(Versión en español se encuentra en este enlace )
When a few days ago our mentor and friend Alistair Cockburn (finally!) came to Chile, he talked us about the famous meeting held in Snowbird in 2001 where the Manifesto was written and how the name “agile” was chosen between other terms like “adaptive”. When voting came, there was even a tie between both terms, but finally they preferred “agile”. A lot of time has passed since that meeting, and their proposal has had a great impact far beyond software development.
Although a “2.0” version of the manifesto has not been agreed, there are those of us who have felt the need to explain in simple terms and in updated form what we mean when we talk about “agile” or “agility”.
Alistair himself has proposed 'The Heart of Agile' as an essential explanation of agile that applies to all types of organizations, not just the software world.

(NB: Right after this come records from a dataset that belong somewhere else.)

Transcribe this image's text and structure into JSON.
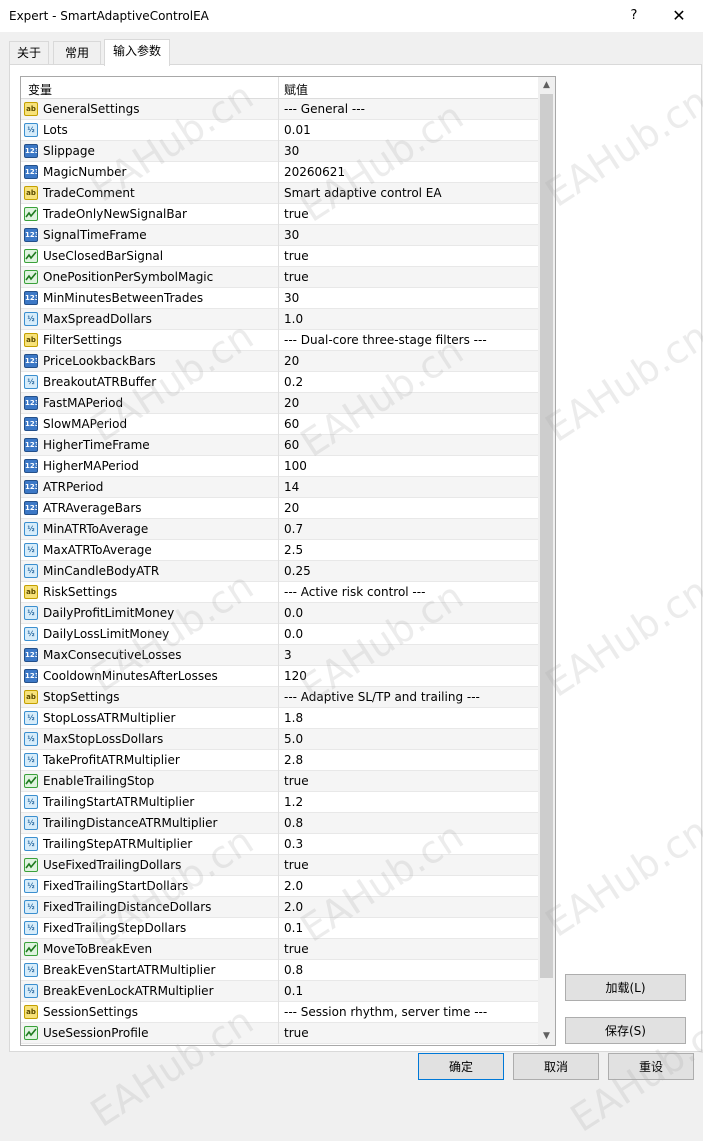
{
  "window": {
    "title": "Expert - SmartAdaptiveControlEA",
    "help_label": "?",
    "close_label": "✕"
  },
  "tabs": [
    {
      "label": "关于",
      "active": false
    },
    {
      "label": "常用",
      "active": false
    },
    {
      "label": "输入参数",
      "active": true
    }
  ],
  "grid": {
    "headers": {
      "variable": "变量",
      "value": "赋值"
    },
    "rows": [
      {
        "type": "string",
        "name": "GeneralSettings",
        "value": "--- General ---"
      },
      {
        "type": "double",
        "name": "Lots",
        "value": "0.01"
      },
      {
        "type": "int",
        "name": "Slippage",
        "value": "30"
      },
      {
        "type": "int",
        "name": "MagicNumber",
        "value": "20260621"
      },
      {
        "type": "string",
        "name": "TradeComment",
        "value": "Smart adaptive control EA"
      },
      {
        "type": "bool",
        "name": "TradeOnlyNewSignalBar",
        "value": "true"
      },
      {
        "type": "int",
        "name": "SignalTimeFrame",
        "value": "30"
      },
      {
        "type": "bool",
        "name": "UseClosedBarSignal",
        "value": "true"
      },
      {
        "type": "bool",
        "name": "OnePositionPerSymbolMagic",
        "value": "true"
      },
      {
        "type": "int",
        "name": "MinMinutesBetweenTrades",
        "value": "30"
      },
      {
        "type": "double",
        "name": "MaxSpreadDollars",
        "value": "1.0"
      },
      {
        "type": "string",
        "name": "FilterSettings",
        "value": "--- Dual-core three-stage filters ---"
      },
      {
        "type": "int",
        "name": "PriceLookbackBars",
        "value": "20"
      },
      {
        "type": "double",
        "name": "BreakoutATRBuffer",
        "value": "0.2"
      },
      {
        "type": "int",
        "name": "FastMAPeriod",
        "value": "20"
      },
      {
        "type": "int",
        "name": "SlowMAPeriod",
        "value": "60"
      },
      {
        "type": "int",
        "name": "HigherTimeFrame",
        "value": "60"
      },
      {
        "type": "int",
        "name": "HigherMAPeriod",
        "value": "100"
      },
      {
        "type": "int",
        "name": "ATRPeriod",
        "value": "14"
      },
      {
        "type": "int",
        "name": "ATRAverageBars",
        "value": "20"
      },
      {
        "type": "double",
        "name": "MinATRToAverage",
        "value": "0.7"
      },
      {
        "type": "double",
        "name": "MaxATRToAverage",
        "value": "2.5"
      },
      {
        "type": "double",
        "name": "MinCandleBodyATR",
        "value": "0.25"
      },
      {
        "type": "string",
        "name": "RiskSettings",
        "value": "--- Active risk control ---"
      },
      {
        "type": "double",
        "name": "DailyProfitLimitMoney",
        "value": "0.0"
      },
      {
        "type": "double",
        "name": "DailyLossLimitMoney",
        "value": "0.0"
      },
      {
        "type": "int",
        "name": "MaxConsecutiveLosses",
        "value": "3"
      },
      {
        "type": "int",
        "name": "CooldownMinutesAfterLosses",
        "value": "120"
      },
      {
        "type": "string",
        "name": "StopSettings",
        "value": "--- Adaptive SL/TP and trailing ---"
      },
      {
        "type": "double",
        "name": "StopLossATRMultiplier",
        "value": "1.8"
      },
      {
        "type": "double",
        "name": "MaxStopLossDollars",
        "value": "5.0"
      },
      {
        "type": "double",
        "name": "TakeProfitATRMultiplier",
        "value": "2.8"
      },
      {
        "type": "bool",
        "name": "EnableTrailingStop",
        "value": "true"
      },
      {
        "type": "double",
        "name": "TrailingStartATRMultiplier",
        "value": "1.2"
      },
      {
        "type": "double",
        "name": "TrailingDistanceATRMultiplier",
        "value": "0.8"
      },
      {
        "type": "double",
        "name": "TrailingStepATRMultiplier",
        "value": "0.3"
      },
      {
        "type": "bool",
        "name": "UseFixedTrailingDollars",
        "value": "true"
      },
      {
        "type": "double",
        "name": "FixedTrailingStartDollars",
        "value": "2.0"
      },
      {
        "type": "double",
        "name": "FixedTrailingDistanceDollars",
        "value": "2.0"
      },
      {
        "type": "double",
        "name": "FixedTrailingStepDollars",
        "value": "0.1"
      },
      {
        "type": "bool",
        "name": "MoveToBreakEven",
        "value": "true"
      },
      {
        "type": "double",
        "name": "BreakEvenStartATRMultiplier",
        "value": "0.8"
      },
      {
        "type": "double",
        "name": "BreakEvenLockATRMultiplier",
        "value": "0.1"
      },
      {
        "type": "string",
        "name": "SessionSettings",
        "value": "--- Session rhythm, server time ---"
      },
      {
        "type": "bool",
        "name": "UseSessionProfile",
        "value": "true"
      }
    ],
    "icon_glyphs": {
      "string": "ab",
      "double": "½",
      "int": "123"
    }
  },
  "buttons": {
    "load": "加载(L)",
    "save": "保存(S)",
    "ok": "确定",
    "cancel": "取消",
    "reset": "重设"
  },
  "watermark": {
    "text": "EAHub.cn"
  },
  "colors": {
    "accent": "#0078d7",
    "string_icon": "#f7e27a",
    "double_icon": "#d6ecfa",
    "int_icon": "#3c78c6",
    "bool_icon": "#dff3df"
  }
}
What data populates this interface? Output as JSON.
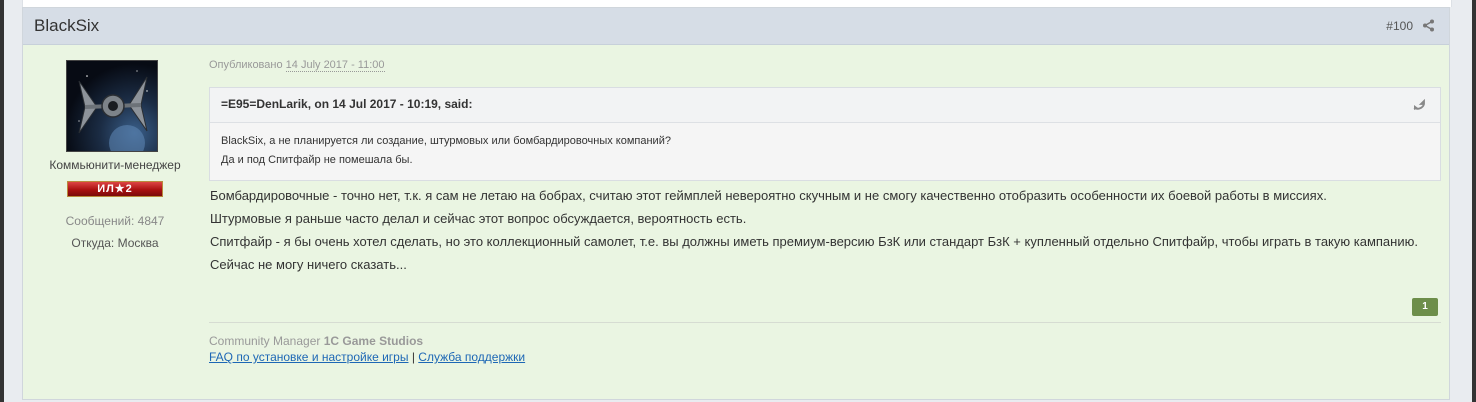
{
  "post": {
    "author": "BlackSix",
    "number": "#100",
    "user_title": "Коммьюнити-менеджер",
    "rank": "ИЛ★2",
    "posts_count": "Сообщений: 4847",
    "location": "Откуда: Москва",
    "published_label": "Опубликовано",
    "published_date": "14 July 2017 - 11:00",
    "quote": {
      "cite": "=E95=DenLarik, on 14 Jul 2017 - 10:19, said:",
      "lines": [
        "BlackSix, а не планируется ли создание, штурмовых или бомбардировочных компаний?",
        "Да и под Спитфайр не помешала бы."
      ]
    },
    "body": [
      "Бомбардировочные - точно нет, т.к. я сам не летаю на бобрах, считаю этот геймплей невероятно скучным и не смогу качественно отобразить особенности их боевой работы в миссиях.",
      "Штурмовые я раньше часто делал и сейчас этот вопрос обсуждается, вероятность есть.",
      "Спитфайр - я бы очень хотел сделать, но это коллекционный самолет, т.е. вы должны иметь премиум-версию БзК или стандарт БзК + купленный отдельно Спитфайр, чтобы играть в такую кампанию. Сейчас не могу ничего сказать..."
    ],
    "reputation": "1",
    "signature": {
      "prefix": "Community Manager",
      "company": "1C Game Studios",
      "link1": "FAQ по установке и настройке игры",
      "separator": "|",
      "link2": "Служба поддержки"
    }
  },
  "icons": {
    "share": "share-icon",
    "snapback": "snapback-icon"
  }
}
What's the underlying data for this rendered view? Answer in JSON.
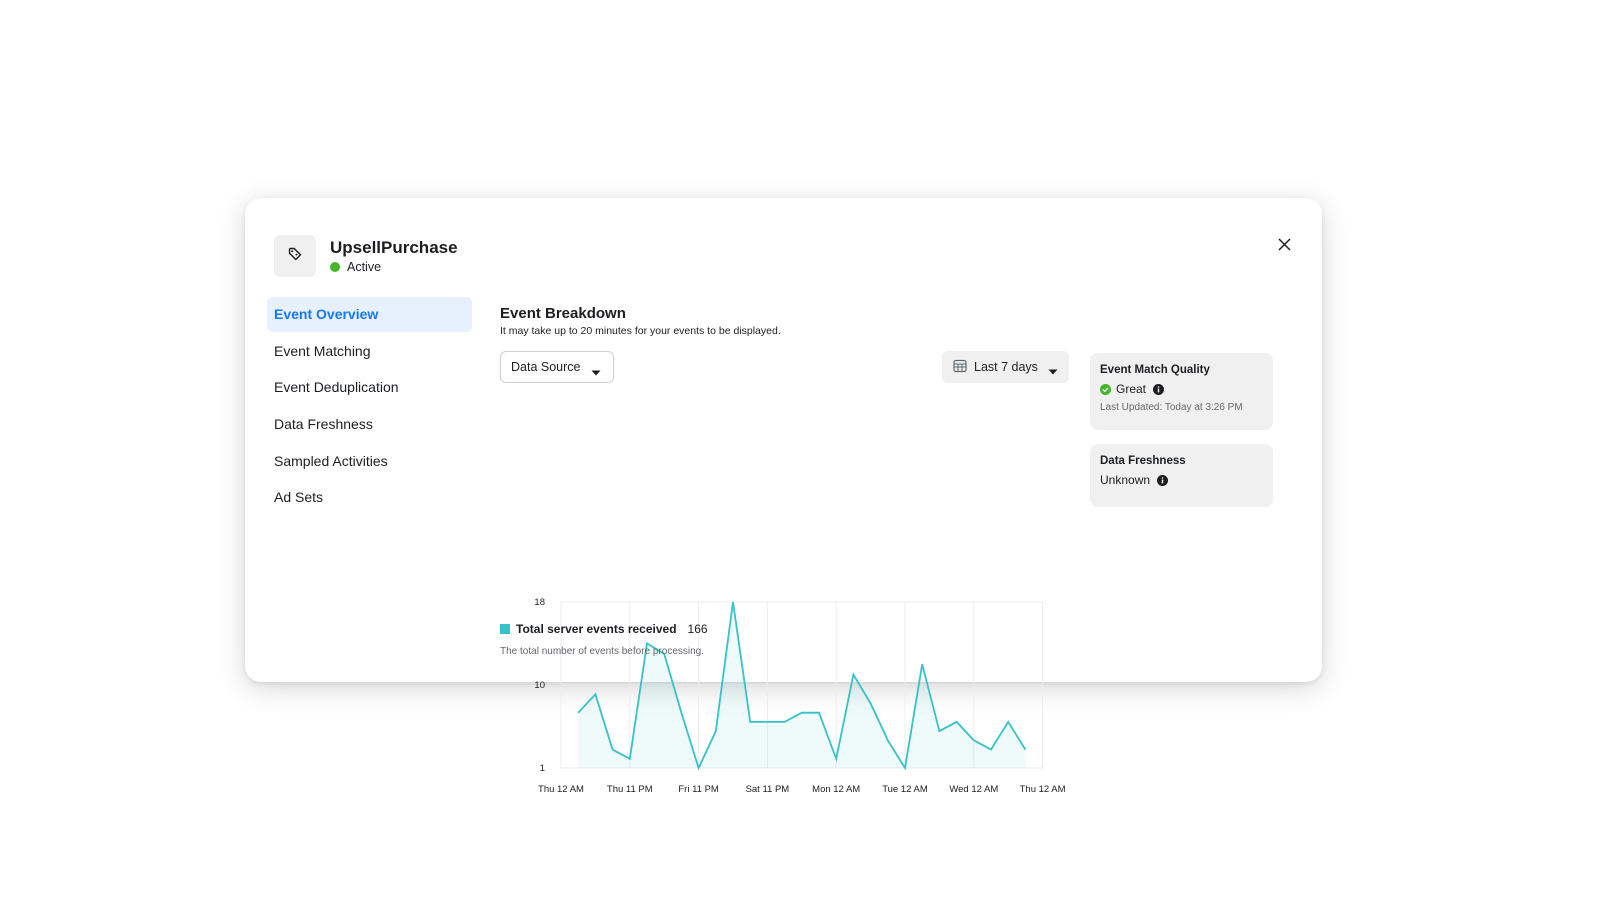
{
  "event": {
    "name": "UpsellPurchase",
    "status": "Active",
    "status_color": "#42b72a",
    "icon": "tag-icon"
  },
  "sidebar": {
    "items": [
      {
        "label": "Event Overview",
        "active": true
      },
      {
        "label": "Event Matching",
        "active": false
      },
      {
        "label": "Event Deduplication",
        "active": false
      },
      {
        "label": "Data Freshness",
        "active": false
      },
      {
        "label": "Sampled Activities",
        "active": false
      },
      {
        "label": "Ad Sets",
        "active": false
      }
    ]
  },
  "breakdown": {
    "title": "Event Breakdown",
    "subtitle": "It may take up to 20 minutes for your events to be displayed.",
    "data_source_label": "Data Source",
    "range_label": "Last 7 days"
  },
  "cards": {
    "emq": {
      "title": "Event Match Quality",
      "value": "Great",
      "updated": "Last Updated: Today at 3:26 PM"
    },
    "freshness": {
      "title": "Data Freshness",
      "value": "Unknown"
    }
  },
  "legend": {
    "label": "Total server events received",
    "value": "166",
    "description": "The total number of events before processing.",
    "color": "#35c2c9"
  },
  "chart_data": {
    "type": "area",
    "title": "",
    "xlabel": "",
    "ylabel": "",
    "x_tick_labels": [
      "Thu 12 AM",
      "Thu 11 PM",
      "Fri 11 PM",
      "Sat 11 PM",
      "Mon 12 AM",
      "Tue 12 AM",
      "Wed 12 AM",
      "Thu 12 AM"
    ],
    "y_tick_labels": [
      "1",
      "10",
      "18"
    ],
    "y_ticks": [
      1,
      10,
      18
    ],
    "ylim": [
      1,
      18
    ],
    "grid": true,
    "series": [
      {
        "name": "Total server events received",
        "color": "#35c2c9",
        "x_start_interval": 0.25,
        "x_step_interval": 0.25,
        "values": [
          7,
          9,
          3,
          2,
          14,
          13,
          7,
          1,
          5,
          18,
          6,
          6,
          6,
          7,
          7,
          2,
          11,
          8,
          4,
          1,
          12,
          5,
          6,
          4,
          3,
          6,
          3
        ]
      }
    ]
  }
}
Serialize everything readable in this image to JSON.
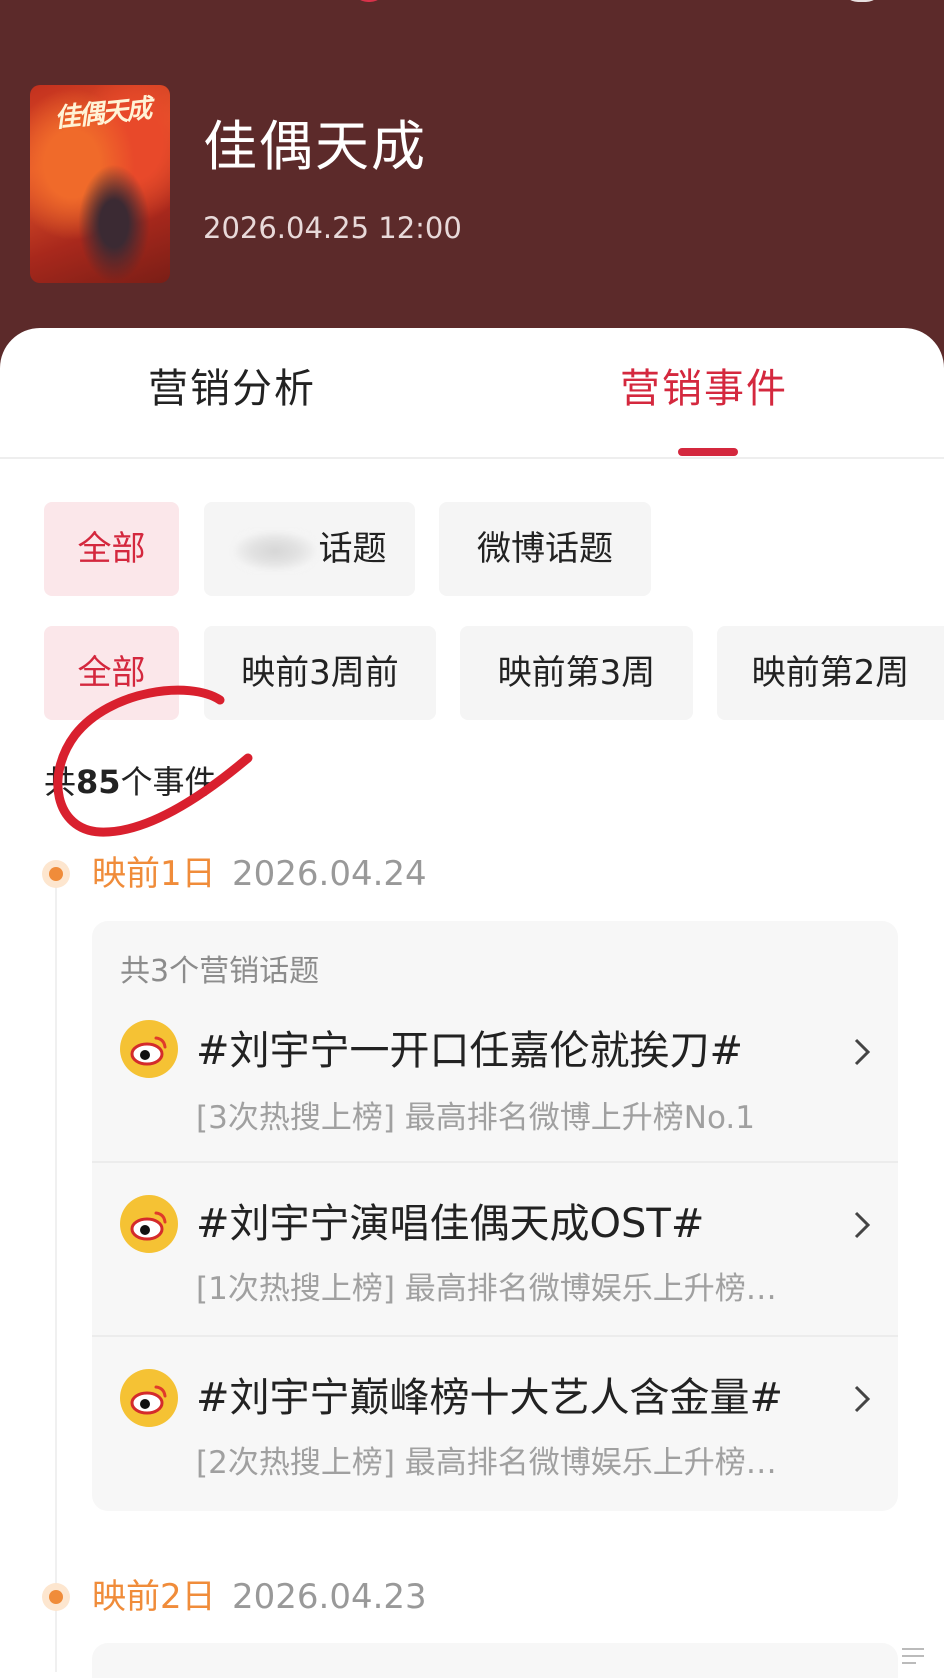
{
  "movie": {
    "title": "佳偶天成",
    "poster_title": "佳偶天成",
    "release_time": "2026.04.25 12:00"
  },
  "tabs": [
    {
      "label": "营销分析",
      "active": false
    },
    {
      "label": "营销事件",
      "active": true
    }
  ],
  "filters_source": [
    {
      "label": "全部",
      "active": true
    },
    {
      "label": "话题",
      "active": false,
      "blurred_prefix": true
    },
    {
      "label": "微博话题",
      "active": false
    }
  ],
  "filters_period": [
    {
      "label": "全部",
      "active": true
    },
    {
      "label": "映前3周前",
      "active": false
    },
    {
      "label": "映前第3周",
      "active": false
    },
    {
      "label": "映前第2周",
      "active": false
    }
  ],
  "summary": {
    "prefix": "共",
    "count": "85",
    "suffix": "个事件"
  },
  "timeline": [
    {
      "day_label": "映前1日",
      "date": "2026.04.24",
      "group_count": "共3个营销话题",
      "topics": [
        {
          "title": "#刘宇宁一开口任嘉伦就挨刀#",
          "detail": "[3次热搜上榜] 最高排名微博上升榜No.1"
        },
        {
          "title": "#刘宇宁演唱佳偶天成OST#",
          "detail": "[1次热搜上榜] 最高排名微博娱乐上升榜…"
        },
        {
          "title": "#刘宇宁巅峰榜十大艺人含金量#",
          "detail": "[2次热搜上榜] 最高排名微博娱乐上升榜…"
        }
      ]
    },
    {
      "day_label": "映前2日",
      "date": "2026.04.23"
    }
  ],
  "colors": {
    "header_bg": "#5c2a2a",
    "accent": "#d4283e",
    "timeline_orange": "#f08c3a",
    "weibo_yellow": "#f5c234"
  },
  "icons": {
    "topic_icon": "weibo-icon",
    "row_arrow": "chevron-right-icon"
  }
}
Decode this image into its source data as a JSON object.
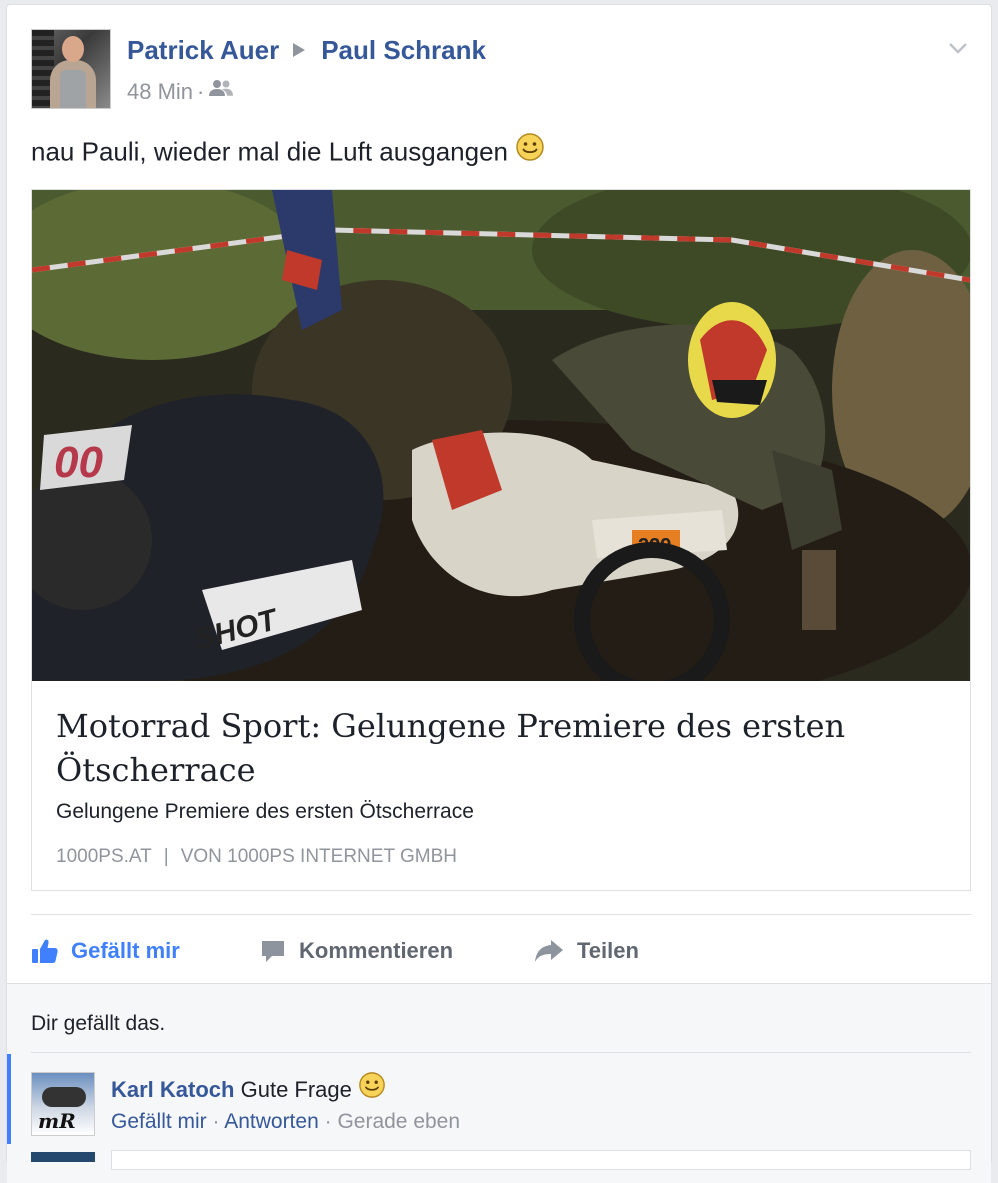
{
  "post": {
    "author": "Patrick Auer",
    "target": "Paul Schrank",
    "time": "48 Min",
    "audience_icon": "friends-icon",
    "status": "nau Pauli, wieder mal die Luft ausgangen"
  },
  "link": {
    "title": "Motorrad Sport: Gelungene Premiere des ersten Ötscherrace",
    "description": "Gelungene Premiere des ersten Ötscherrace",
    "domain": "1000PS.AT",
    "byline": "VON 1000PS INTERNET GMBH"
  },
  "actions": {
    "like": "Gefällt mir",
    "comment": "Kommentieren",
    "share": "Teilen"
  },
  "likes_summary": "Dir gefällt das.",
  "comment": {
    "author": "Karl Katoch",
    "text": "Gute Frage",
    "like": "Gefällt mir",
    "reply": "Antworten",
    "time": "Gerade eben"
  },
  "colors": {
    "link_blue": "#365899",
    "like_active": "#4080ff",
    "muted": "#90949c"
  }
}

Moreover, in this place at the south of the world, our team at LeanSight also has been developing over the years a definition of “Agility” of our own that we want to share with you.
“Agile” usually refers to the body of values, principles and practices represented by methods such as Scrum, XP, DevOps, Lean Startup and many more. But it is not synonymous with “Agility”.
We know organizations in which we intuitively recognize “Agility”, but that they don´t apply an agile method A or B, and that may never have to do it. At the same time we know a lot of organizations that are full of agile methods, roles and practices but do not have Agility at all: they are still bellow the changing expectations of their customers, and wasting the human potential of its collaborators.
So, if is there no direct relationship between the use of Agile methods and achieving Agility, how can we explain what is the latter?
We need a definition able to explain Agility as something observable in the organization that has it. Remember that, as we have observed, Agility is not guaranteed by the use of some specific practices or methods.
Intuitively, to have Agility is “to be able to adapt fast”, but, why would it be necessary today?
We have all noticed that things we took for granted have now been replaced or are being questioned. Uber threatening the profession of taxi driver, AirBnB to the hotel industry, Netflix to open and cable TV, etc. These are recognized cases of disruption in the services we consume. But this effect does not stop here, it is also affecting the world of work.
How many activities do you know that already have partial or total automated replacements? from the most mechanical ones, such as supermarket tellers, to those more complicated like university education or law? Think of the children who just entered to school. When they leave to the world of work they will have at their disposal work areas that have not yet been invented.
What can we conclude? That we are facing a world in great change and that uncertainty is the norm. And therefore, to have agility is needed to navigate it successfully.
Being able to adapt to uncertainty is almost mandatory in the current world, but we need something else. To just adapt is to act reactively, and always be behind the change. Therefore we have discovered that it is also necessary to propose. Nassim Taleb in his book Antifragile: Things That Gain From Disorder explains “Antifragility” as the ability of a system to prosper in the face of uncertainty, which we can assimilate to the intuition expressed above of “being able to propose and adapt quickly”.
However, Taleb tells us that, there are some anti-fragile organizations that thrive in the face of uncertainty, but at the expense of others, like weapons factories that become rich in the event of war. And this did not fit with the history and ethos of the Agile movement.
And so we discover the last (for now) component for our definition of Agility: the focus for the people and by the people. Many of the organizations that have applied agile methods have ignored this last and crucial point: Agile delivers a powerful kit of values, principles and tools, to enable people to improve their day-to-day work and their capacity to deliver value to others by themselves. But, if those tools are imposed vertically, we wil only obtain a pale reflection of Agility. An Agile transformation that doesn’t gives people autonomy, and doesn’t allow them to unleash their full potential to learn, understand and create collaboratively.
The Agile Manifesto starts with an ignored and yet fundamental phrase: “We are uncovering better ways… by doing it and helping others do it." We take it with out heart, therefore, this definition of Agility as “the organizational capacity to thrive humanly in the face of uncertainty” is also under permanent revision. However, it already makes us aware of the long road we have ahead to learn to be effective in achieving it in ourselves and cultivating it in other organizations. But now we have a true north that guide us far beyond specific methods or practices, and a long and exciting adventure in front of us.